Debutante balls are a fun tradition that I’m happy to bring to Sulphur Springs. Were you a debutante? I’d love to hear your feedback!

Thank you for reading!

Spring Cotillion Class Update

It was no accident that Spring Cotillion and Spring Junior Cotillion began yesterday, March 20th, which was the first official day of spring. I always love when a new class begins because I never know what to expect. The anticipation excites me. Now, I know exactly what I’ll teach, but each class contributes and extracts information differently, resulting in different results each time. The two spring classes are no different.This is the first semester I’ve offered classes for the younger grades (Kindergartern through 4th), and I have been so impressed by their attentiveness and desire to learn. It solidifies the thought that incorporating etiquette into their lives at a younger age will make it more understood and second nature for the students.

The Junior Cotillion class actually started out with more male students than female. However, the dancing portion quickly resolved that. One boy got knocked in the nose during an unfortunate Waltz spin, and another boy had his foot stomped on by accident. With two down, we were to a one-to-one ratio. 😉

Each class is not without comical times and ups and downs. At the end, though, I feel confident that the parents who enrolled their children in these classes will know they’ve gained knowledge and lifeskills that will set them apart from their peers. With that, I’m happy. 🙂

Spring 2018 Junior Cotillion Update

Hi, everyone! It’s been a few days since I’ve updated on Junior Cotillion and Cotillion. Junior Cotillion is now FULL. I am so thrilled to have this class at capacity in a matter of WEEKS. We’re still 5 1/2 weeks from starting, and your trust in me to teach your kiddos means more to me than I can say.

I still have around four spots for Cotillion. They are $75 each if you sign up and pay on or before February 28th. We begin on Tuesday, March 20th, and the class will be from 5:30-6:30, which follows Junior Cotillion.
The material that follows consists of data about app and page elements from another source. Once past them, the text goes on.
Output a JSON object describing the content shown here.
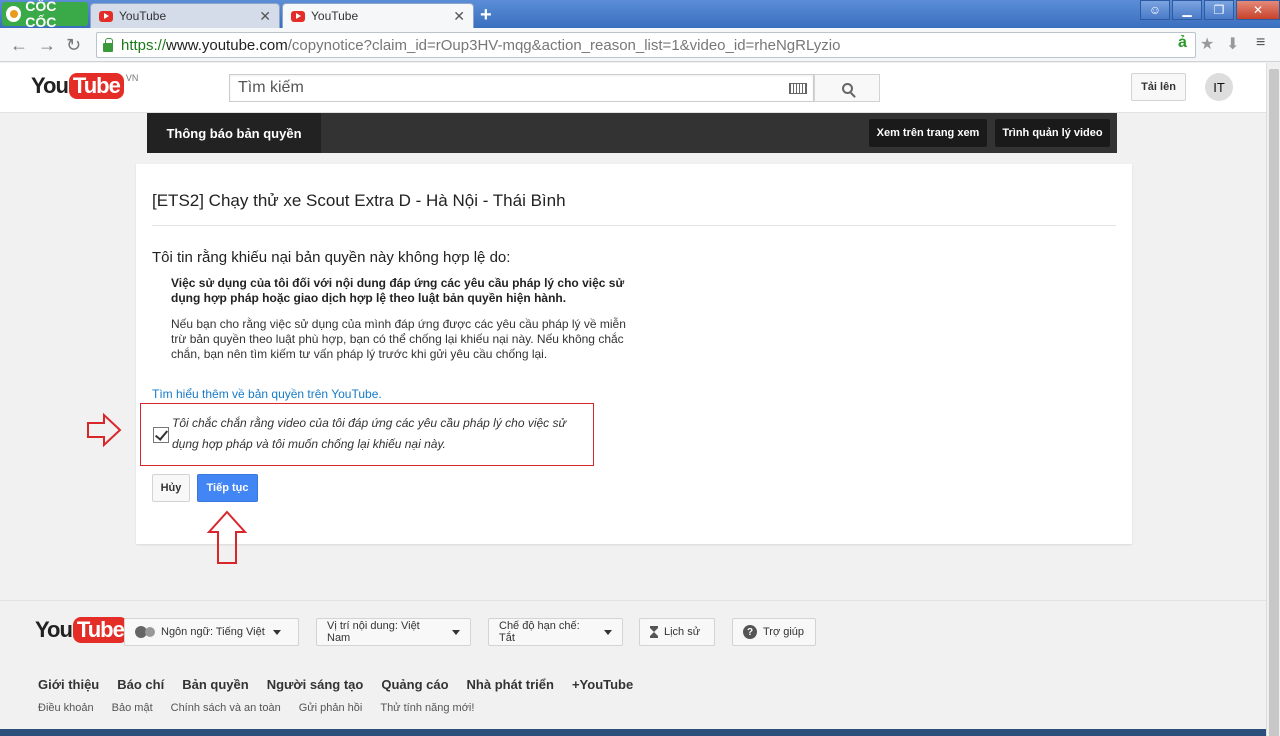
{
  "browser": {
    "brand": "CỐC CỐC",
    "tabs": [
      {
        "title": "YouTube",
        "active": false
      },
      {
        "title": "YouTube",
        "active": true
      }
    ],
    "new_tab_symbol": "+",
    "url": {
      "scheme": "https://",
      "host": "www.youtube.com",
      "path": "/copynotice?claim_id=rOup3HV-mqg&action_reason_list=1&video_id=rheNgRLyzio"
    },
    "accent": "#3a6fc0"
  },
  "header": {
    "logo_you": "You",
    "logo_tube": "Tube",
    "logo_region": "VN",
    "search_placeholder": "Tìm kiếm",
    "upload_label": "Tải lên",
    "avatar_text": "IT"
  },
  "nav": {
    "title": "Thông báo bản quyền",
    "watch_page": "Xem trên trang xem",
    "video_manager": "Trình quản lý video"
  },
  "main": {
    "video_title": "[ETS2] Chạy thử xe Scout Extra D - Hà Nội - Thái Bình",
    "lead": "Tôi tin rằng khiếu nại bản quyền này không hợp lệ do:",
    "reason_bold": "Việc sử dụng của tôi đối với nội dung đáp ứng các yêu cầu pháp lý cho việc sử dụng hợp pháp hoặc giao dịch hợp lệ theo luật bản quyền hiện hành.",
    "reason_detail": "Nếu bạn cho rằng việc sử dụng của mình đáp ứng được các yêu cầu pháp lý về miễn trừ bản quyền theo luật phù hợp, bạn có thể chống lại khiếu nại này. Nếu không chắc chắn, bạn nên tìm kiếm tư vấn pháp lý trước khi gửi yêu cầu chống lại.",
    "learn_more": "Tìm hiểu thêm về bản quyền trên YouTube.",
    "confirm_text": "Tôi chắc chắn rằng video của tôi đáp ứng các yêu cầu pháp lý cho việc sử dụng hợp pháp và tôi muốn chống lại khiếu nại này.",
    "confirm_checked": true,
    "cancel_label": "Hủy",
    "continue_label": "Tiếp tục",
    "highlight_color": "#d9262b"
  },
  "footer": {
    "language": "Ngôn ngữ: Tiếng Việt",
    "location": "Vị trí nội dung: Việt Nam",
    "restricted": "Chế độ hạn chế: Tắt",
    "history": "Lịch sử",
    "help": "Trợ giúp",
    "links": [
      "Giới thiệu",
      "Báo chí",
      "Bản quyền",
      "Người sáng tạo",
      "Quảng cáo",
      "Nhà phát triển",
      "+YouTube"
    ],
    "links2": [
      "Điều khoản",
      "Bảo mật",
      "Chính sách và an toàn",
      "Gửi phản hồi",
      "Thử tính năng mới!"
    ]
  }
}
Both classes are at The Oaks Bed and Breakfast on Oak Ave. in Sulphur Springs, Texas. We meet for four weeks total, and at the end of the fourth class, we have a small presentations ceremony for the families to attend. It always means so much to the students when they get to show off their skills.

This year I’m also hosting Debutante, which I am beyond excited about. This is a dream of mine come true. Debutante is for young ladies in grades 9th through 12th. The cost is $100 per student. I try to keep my prices extremely affordable for families. I was blown away at the thousands it costs students in nearby cities. These skills will last them a lifetime, and I want to reinforce the fact that etiquette is for everyone. I appreciate your continued support so much.